Here are some tips, by age for getting the most out of gardening with your kids.
Preschoolers, Ages 3-4: Don’t expect to accomplish much in the way of serious gardening. Instead focus on enjoying the garden. Move mulch, look for frogs, water. Even pull up a few weeds. Try to plant some seeds in a small area or pot that is exclusively their own. We’re growing pickles – so we’ll go from the raw cucumbers through the pickling stage.
Don’t forget to keep a watchful eye at this stage so nothing wrong goes in the mouth (tempting looking berries.) Be warned pre-schoolers ask a lot of questions, so be ready to do some explaining – or head to the library for the answers

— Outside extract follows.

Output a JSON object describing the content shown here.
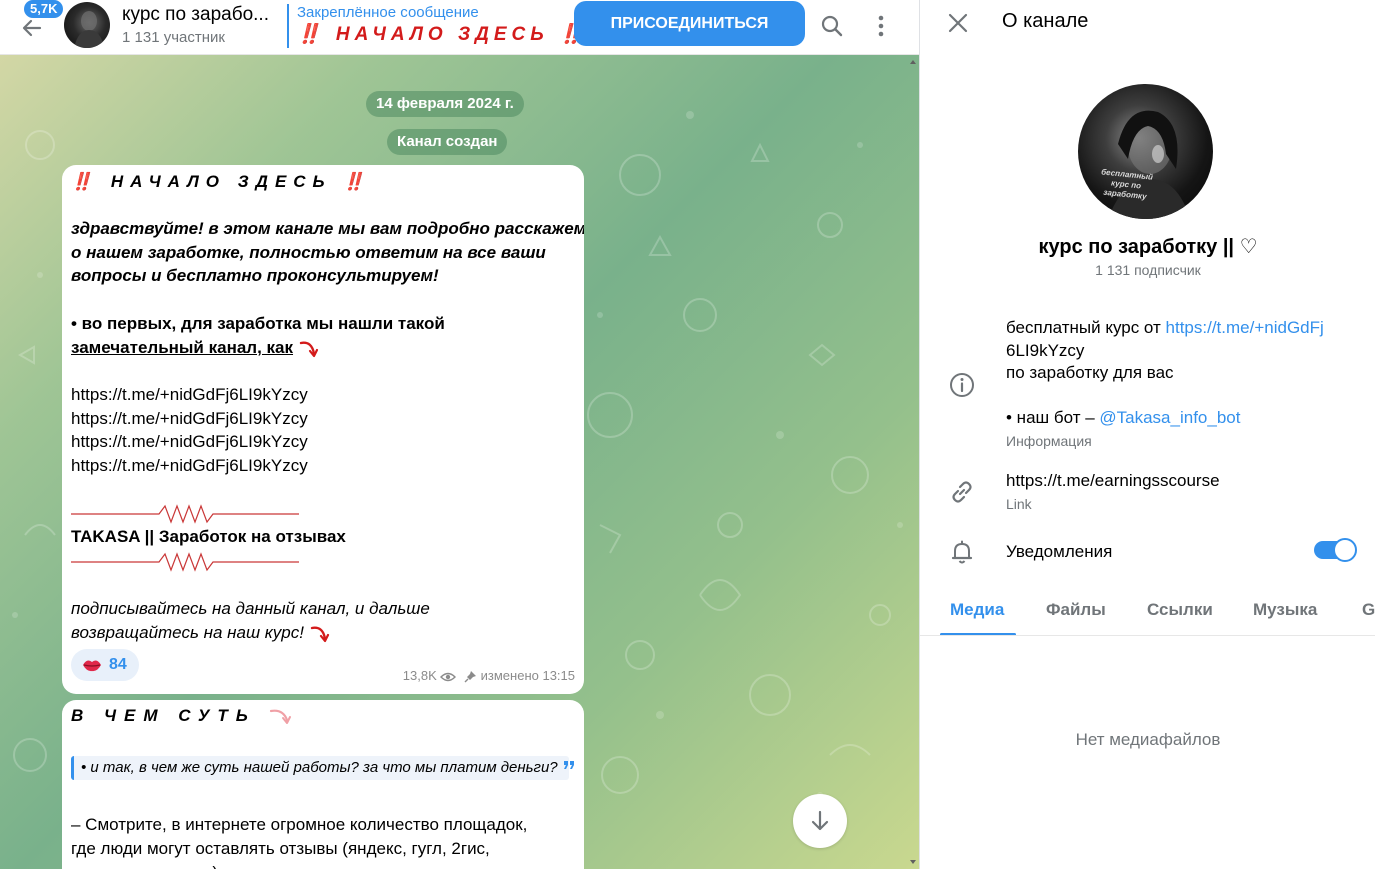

Kindergartners, Age 5: This is the time to create special spaces in the garden – tree houses, forts, secret gardens, even an out of the way bench will all serve to stimulate imagination and dramatic play.

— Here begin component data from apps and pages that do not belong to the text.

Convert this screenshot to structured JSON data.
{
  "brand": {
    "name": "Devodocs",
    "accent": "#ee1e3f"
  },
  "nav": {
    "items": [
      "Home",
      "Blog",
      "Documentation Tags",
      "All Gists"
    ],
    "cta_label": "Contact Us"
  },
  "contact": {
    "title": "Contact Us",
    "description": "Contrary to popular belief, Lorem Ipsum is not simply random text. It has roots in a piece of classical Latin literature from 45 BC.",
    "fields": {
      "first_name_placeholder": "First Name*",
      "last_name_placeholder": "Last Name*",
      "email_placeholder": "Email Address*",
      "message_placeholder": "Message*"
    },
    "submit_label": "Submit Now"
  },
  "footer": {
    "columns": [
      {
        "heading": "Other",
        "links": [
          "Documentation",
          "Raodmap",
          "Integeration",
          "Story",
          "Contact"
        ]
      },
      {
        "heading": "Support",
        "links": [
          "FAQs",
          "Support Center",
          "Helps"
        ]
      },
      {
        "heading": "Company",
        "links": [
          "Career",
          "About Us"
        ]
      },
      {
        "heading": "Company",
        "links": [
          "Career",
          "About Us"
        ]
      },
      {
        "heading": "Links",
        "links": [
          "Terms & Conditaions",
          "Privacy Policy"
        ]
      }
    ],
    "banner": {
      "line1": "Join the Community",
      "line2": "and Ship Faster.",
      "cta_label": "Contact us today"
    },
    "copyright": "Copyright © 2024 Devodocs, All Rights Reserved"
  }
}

At this age you can work on planting a more substantial garden with your little one – don’t be overly concerned with the results, just enjoy the process.
Elementary Schoolers, Ages 6-7: Improving reading and math skills will add to the gardening fun. Make plant markers, read seed packets, pore over catalogs, and pay for nursery plants. And yet they’ll still be wide-eyed and open to nature’s mysteries. Soil, holes, and water hold endless fascination, as do bugs.

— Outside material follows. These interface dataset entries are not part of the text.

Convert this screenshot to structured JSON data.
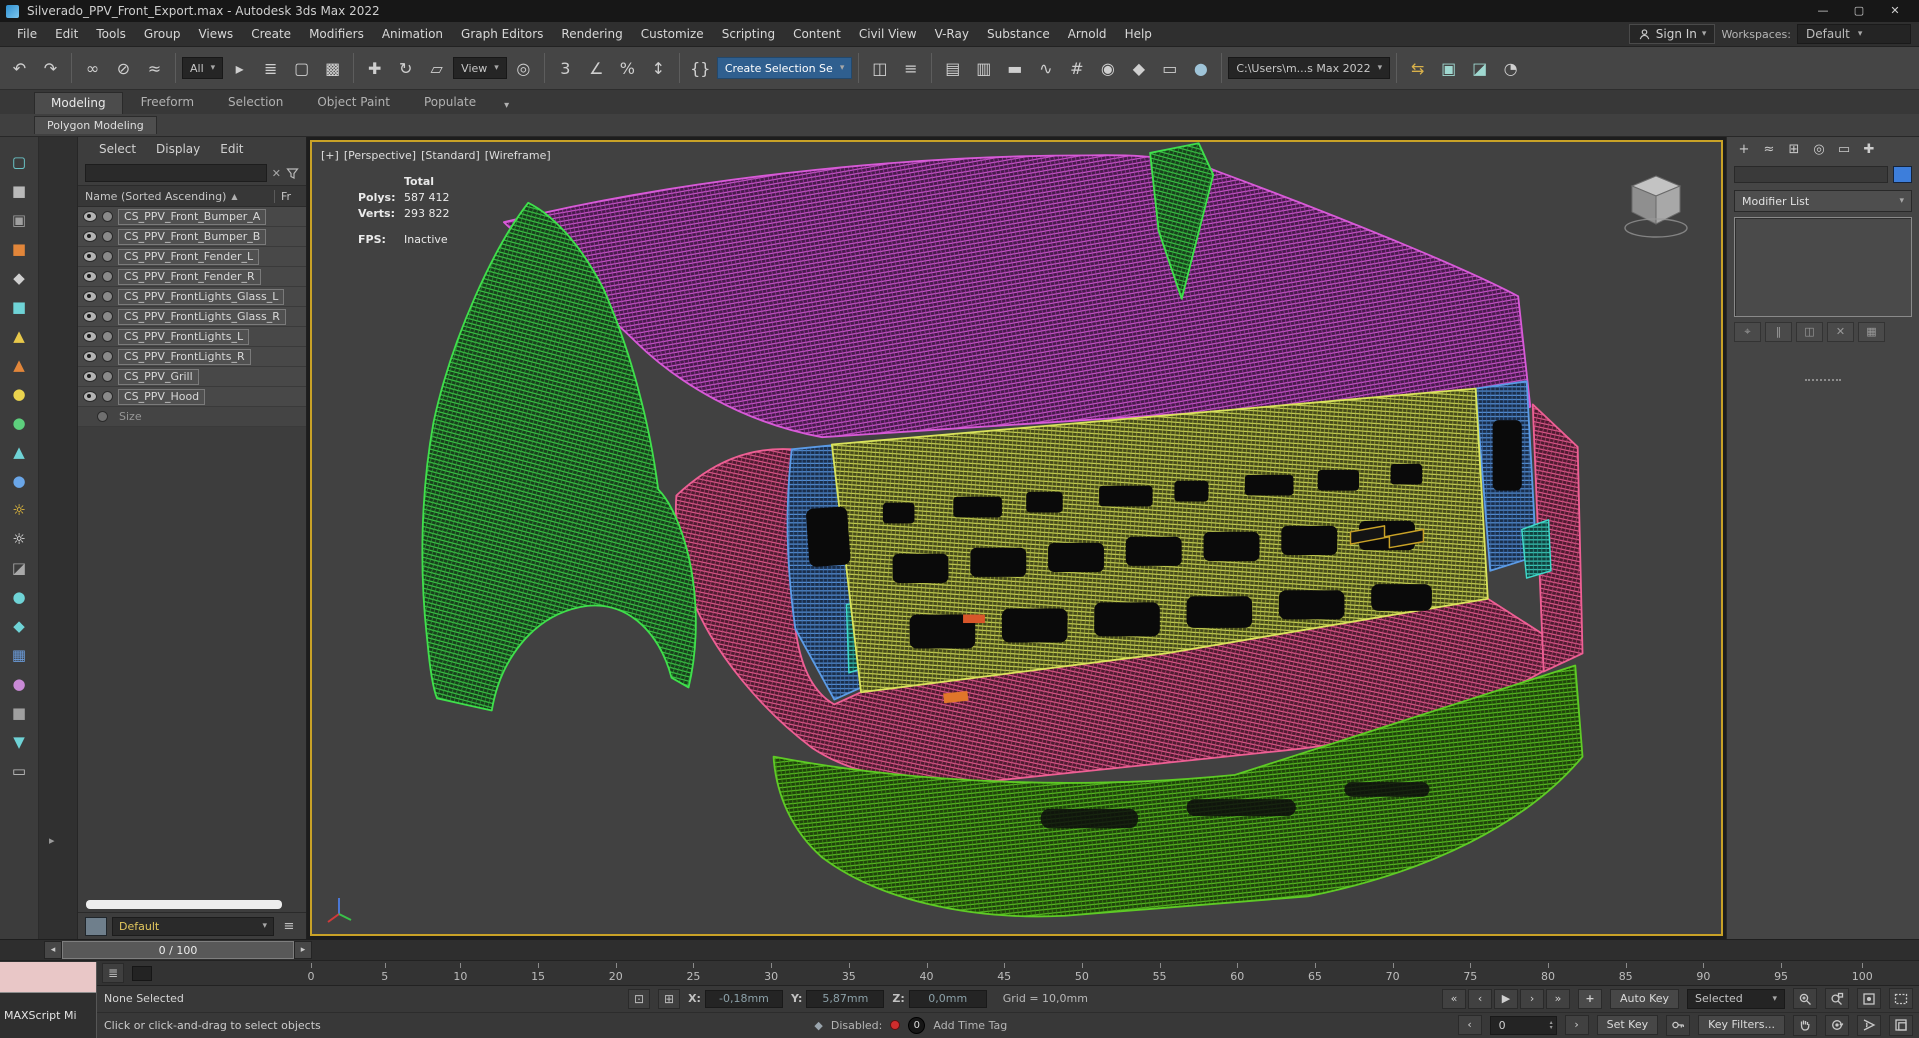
{
  "window": {
    "title": "Silverado_PPV_Front_Export.max - Autodesk 3ds Max 2022",
    "minimize": "—",
    "maximize": "▢",
    "close": "✕"
  },
  "menubar": {
    "items": [
      "File",
      "Edit",
      "Tools",
      "Group",
      "Views",
      "Create",
      "Modifiers",
      "Animation",
      "Graph Editors",
      "Rendering",
      "Customize",
      "Scripting",
      "Content",
      "Civil View",
      "V-Ray",
      "Substance",
      "Arnold",
      "Help"
    ],
    "sign_in": "Sign In",
    "workspaces_label": "Workspaces:",
    "workspace_value": "Default"
  },
  "toolbar": {
    "items": [
      {
        "kind": "icon",
        "name": "undo-icon",
        "glyph": "↶"
      },
      {
        "kind": "icon",
        "name": "redo-icon",
        "glyph": "↷"
      },
      {
        "kind": "sep"
      },
      {
        "kind": "icon",
        "name": "select-and-link-icon",
        "glyph": "∞"
      },
      {
        "kind": "icon",
        "name": "unlink-selection-icon",
        "glyph": "⊘"
      },
      {
        "kind": "icon",
        "name": "bind-to-space-warp-icon",
        "glyph": "≈"
      },
      {
        "kind": "sep"
      },
      {
        "kind": "field",
        "name": "selection-filter-dropdown",
        "text": "All",
        "arrow": true
      },
      {
        "kind": "icon",
        "name": "select-object-icon",
        "glyph": "▸"
      },
      {
        "kind": "icon",
        "name": "select-by-name-icon",
        "glyph": "≣"
      },
      {
        "kind": "icon",
        "name": "rectangular-selection-region-icon",
        "glyph": "▢"
      },
      {
        "kind": "icon",
        "name": "window-crossing-icon",
        "glyph": "▩"
      },
      {
        "kind": "sep"
      },
      {
        "kind": "icon",
        "name": "select-and-move-icon",
        "glyph": "✚"
      },
      {
        "kind": "icon",
        "name": "select-and-rotate-icon",
        "glyph": "↻"
      },
      {
        "kind": "icon",
        "name": "select-and-scale-icon",
        "glyph": "▱"
      },
      {
        "kind": "field",
        "name": "reference-coordinate-dropdown",
        "text": "View",
        "arrow": true
      },
      {
        "kind": "icon",
        "name": "use-pivot-center-icon",
        "glyph": "◎"
      },
      {
        "kind": "sep"
      },
      {
        "kind": "icon",
        "name": "snaps-toggle-icon",
        "glyph": "3"
      },
      {
        "kind": "icon",
        "name": "angle-snap-icon",
        "glyph": "∠"
      },
      {
        "kind": "icon",
        "name": "percent-snap-icon",
        "glyph": "%"
      },
      {
        "kind": "icon",
        "name": "spinner-snap-icon",
        "glyph": "↕"
      },
      {
        "kind": "sep"
      },
      {
        "kind": "icon",
        "name": "edit-named-selection-sets-icon",
        "glyph": "{}"
      },
      {
        "kind": "field",
        "name": "create-selection-set-field",
        "text": "Create Selection Se",
        "accent": true,
        "arrow": true
      },
      {
        "kind": "sep"
      },
      {
        "kind": "icon",
        "name": "mirror-icon",
        "glyph": "◫"
      },
      {
        "kind": "icon",
        "name": "align-icon",
        "glyph": "≡"
      },
      {
        "kind": "sep"
      },
      {
        "kind": "icon",
        "name": "toggle-scene-explorer-icon",
        "glyph": "▤"
      },
      {
        "kind": "icon",
        "name": "toggle-layer-explorer-icon",
        "glyph": "▥"
      },
      {
        "kind": "icon",
        "name": "toggle-ribbon-icon",
        "glyph": "▬"
      },
      {
        "kind": "icon",
        "name": "curve-editor-icon",
        "glyph": "∿"
      },
      {
        "kind": "icon",
        "name": "schematic-view-icon",
        "glyph": "#"
      },
      {
        "kind": "icon",
        "name": "material-editor-icon",
        "glyph": "◉"
      },
      {
        "kind": "icon",
        "name": "render-setup-icon",
        "glyph": "◆"
      },
      {
        "kind": "icon",
        "name": "rendered-frame-window-icon",
        "glyph": "▭"
      },
      {
        "kind": "icon",
        "name": "render-production-icon",
        "glyph": "●",
        "color": "#9fc4d8"
      },
      {
        "kind": "sep"
      },
      {
        "kind": "field",
        "name": "project-folder-field",
        "text": "C:\\Users\\m...s Max 2022",
        "arrow": true
      },
      {
        "kind": "sep"
      },
      {
        "kind": "icon",
        "name": "scene-converter-icon",
        "glyph": "⇆",
        "color": "#d8b04a"
      },
      {
        "kind": "icon",
        "name": "isolate-selection-icon",
        "glyph": "▣",
        "color": "#9fd8d0"
      },
      {
        "kind": "icon",
        "name": "display-selected-icon",
        "glyph": "◪",
        "color": "#9fd8d0"
      },
      {
        "kind": "icon",
        "name": "viewport-settings-icon",
        "glyph": "◔",
        "color": "#d0d0d0"
      }
    ]
  },
  "ribbon": {
    "tabs": [
      "Modeling",
      "Freeform",
      "Selection",
      "Object Paint",
      "Populate"
    ],
    "active": "Modeling",
    "subtab": "Polygon Modeling"
  },
  "left_toolbar": [
    {
      "name": "select-region-tool-icon",
      "glyph": "▢",
      "color": "#6fd3d6"
    },
    {
      "name": "box-primitive-icon",
      "glyph": "■",
      "color": "#b9b9b9"
    },
    {
      "name": "plane-primitive-icon",
      "glyph": "▣",
      "color": "#9f9f9f"
    },
    {
      "name": "slice-tool-icon",
      "glyph": "■",
      "color": "#e2863a"
    },
    {
      "name": "film-tool-icon",
      "glyph": "◆",
      "color": "#cfcfcf"
    },
    {
      "name": "capsule-tool-icon",
      "glyph": "■",
      "color": "#6fd3d6"
    },
    {
      "name": "cone-primitive-icon",
      "glyph": "▲",
      "color": "#e8c84a"
    },
    {
      "name": "ramp-tool-icon",
      "glyph": "▲",
      "color": "#e2863a"
    },
    {
      "name": "sphere-primitive-icon",
      "glyph": "●",
      "color": "#ead34e"
    },
    {
      "name": "torus-primitive-icon",
      "glyph": "●",
      "color": "#5dcf7d"
    },
    {
      "name": "pyramid-primitive-icon",
      "glyph": "▲",
      "color": "#6fd3d6"
    },
    {
      "name": "droplet-tool-icon",
      "glyph": "●",
      "color": "#6aa6e8"
    },
    {
      "name": "sun-light-icon",
      "glyph": "☼",
      "color": "#f2c63c"
    },
    {
      "name": "star-light-icon",
      "glyph": "☼",
      "color": "#e8e8e8"
    },
    {
      "name": "split-view-icon",
      "glyph": "◪",
      "color": "#a9a9a9"
    },
    {
      "name": "teapot-tool-icon",
      "glyph": "●",
      "color": "#6fd3d6"
    },
    {
      "name": "flask-tool-icon",
      "glyph": "◆",
      "color": "#6fd3d6"
    },
    {
      "name": "grid-helper-icon",
      "glyph": "▦",
      "color": "#6a9ad8"
    },
    {
      "name": "orb-tool-icon",
      "glyph": "●",
      "color": "#c98ad6"
    },
    {
      "name": "panel-tool-icon",
      "glyph": "■",
      "color": "#a0a0a0"
    },
    {
      "name": "prism-tool-icon",
      "glyph": "▼",
      "color": "#6fd3d6"
    },
    {
      "name": "monitor-tool-icon",
      "glyph": "▭",
      "color": "#bfbfbf"
    }
  ],
  "explorer": {
    "menus": [
      "Select",
      "Display",
      "Edit"
    ],
    "search_placeholder": "",
    "header": {
      "name_col": "Name (Sorted Ascending)",
      "sort_icon": "▲",
      "fr_col": "Fr"
    },
    "items": [
      "CS_PPV_Front_Bumper_A",
      "CS_PPV_Front_Bumper_B",
      "CS_PPV_Front_Fender_L",
      "CS_PPV_Front_Fender_R",
      "CS_PPV_FrontLights_Glass_L",
      "CS_PPV_FrontLights_Glass_R",
      "CS_PPV_FrontLights_L",
      "CS_PPV_FrontLights_R",
      "CS_PPV_Grill",
      "CS_PPV_Hood"
    ],
    "extra_item": "Size",
    "layer_name": "Default"
  },
  "viewport": {
    "label_segments": [
      "[+]",
      "[Perspective]",
      "[Standard]",
      "[Wireframe]"
    ],
    "stats": {
      "total_label": "Total",
      "polys_label": "Polys:",
      "polys": "587 412",
      "verts_label": "Verts:",
      "verts": "293 822",
      "fps_label": "FPS:",
      "fps": "Inactive"
    },
    "mesh_colors": {
      "fender_green": "#3fe04b",
      "hood_magenta": "#d85ad8",
      "grill_yellow": "#d9e35c",
      "bumper_pink": "#ee5f94",
      "headlight_blue": "#5b9be6",
      "accent_cyan": "#3fd9c9",
      "lower_green": "#5ecb25",
      "active_border": "#c9a227"
    }
  },
  "command_panel": {
    "tabs": [
      {
        "name": "create-tab-icon",
        "glyph": "+"
      },
      {
        "name": "modify-tab-icon",
        "glyph": "≈"
      },
      {
        "name": "hierarchy-tab-icon",
        "glyph": "⊞"
      },
      {
        "name": "motion-tab-icon",
        "glyph": "◎"
      },
      {
        "name": "display-tab-icon",
        "glyph": "▭"
      },
      {
        "name": "utilities-tab-icon",
        "glyph": "✚"
      }
    ],
    "modifier_list_label": "Modifier List"
  },
  "timeline": {
    "slider_label": "0 / 100",
    "ticks": [
      0,
      5,
      10,
      15,
      20,
      25,
      30,
      35,
      40,
      45,
      50,
      55,
      60,
      65,
      70,
      75,
      80,
      85,
      90,
      95,
      100
    ]
  },
  "statusbar": {
    "maxscript_label": "MAXScript Mi",
    "selection_status": "None Selected",
    "prompt": "Click or click-and-drag to select objects",
    "coords": {
      "x_label": "X:",
      "x": "-0,18mm",
      "y_label": "Y:",
      "y": "5,87mm",
      "z_label": "Z:",
      "z": "0,0mm"
    },
    "grid": "Grid = 10,0mm",
    "disabled_label": "Disabled:",
    "disabled_count": "0",
    "add_time_tag": "Add Time Tag",
    "playback": [
      {
        "name": "go-to-start-button",
        "glyph": "«"
      },
      {
        "name": "previous-frame-button",
        "glyph": "‹"
      },
      {
        "name": "play-button",
        "glyph": "▶"
      },
      {
        "name": "next-frame-button",
        "glyph": "›"
      },
      {
        "name": "go-to-end-button",
        "glyph": "»"
      }
    ],
    "auto_key": "Auto Key",
    "key_mode": "Selected",
    "set_key": "Set Key",
    "key_filters": "Key Filters...",
    "frame": "0"
  }
}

But for children this age, the “doing” is still more important than the end result.
Middle Schoolers, Ages 8-9: The emphasis shifts from doing to doing well. Now is the time to work out a garden design on graph paper, thinking about garden design principles. Or plan out a vegetable garden taking into account all of the varied needs of the different crops. They can translate that drawing to a real garden.
Ability to use tools, supervised, of course, also increases, so consider some easy building projects like a trellis or fence. Also, don’t forget growing competitions held by the 4-H or other organizations.
Middle Schoolers, Ages 10-11: Now gardening celebrates its ability to cross several disciplines with ease to speak to your children’s many interests. Garden is science, math, art, and still fun. Your youngsters can organize a class project to create a small garden at the local nursing home — and gain the support of businesses and parent volunteers. They can build garden structures and community. T
Tweens: Not quite teenagers, yet, but gardening is likely to lose out to a host of toher “cooler” activities, unless you make gardening great. Consider a more involved project or perhaps growing a garden into a small business – perhaps they can focus on oraginc heirloom tomatoes and sell them to a restaurant or at a garden stand. Or grow lavender for a sachet and scent business – use the lavender to create sachets, soaps and scents and find an outlet to sell them – your girls will keep connected to the garden, learn the fndaamentals of planning, follow through and business while being crafty – plus you can promise they can spend the money they earn at the mall.
Also, don’t forget to encourage the gardent to table connection. For any future chef du jours out there, the movement to have more of ffod from organic, local sources is growing and very hip. Encourage them to grow food to eat and design recipies around the garden or vice versa. Combining gardening with a hip new trend might just assure their life long love of nature.
Check out GirlMogul’s Create Your Own Garden Kits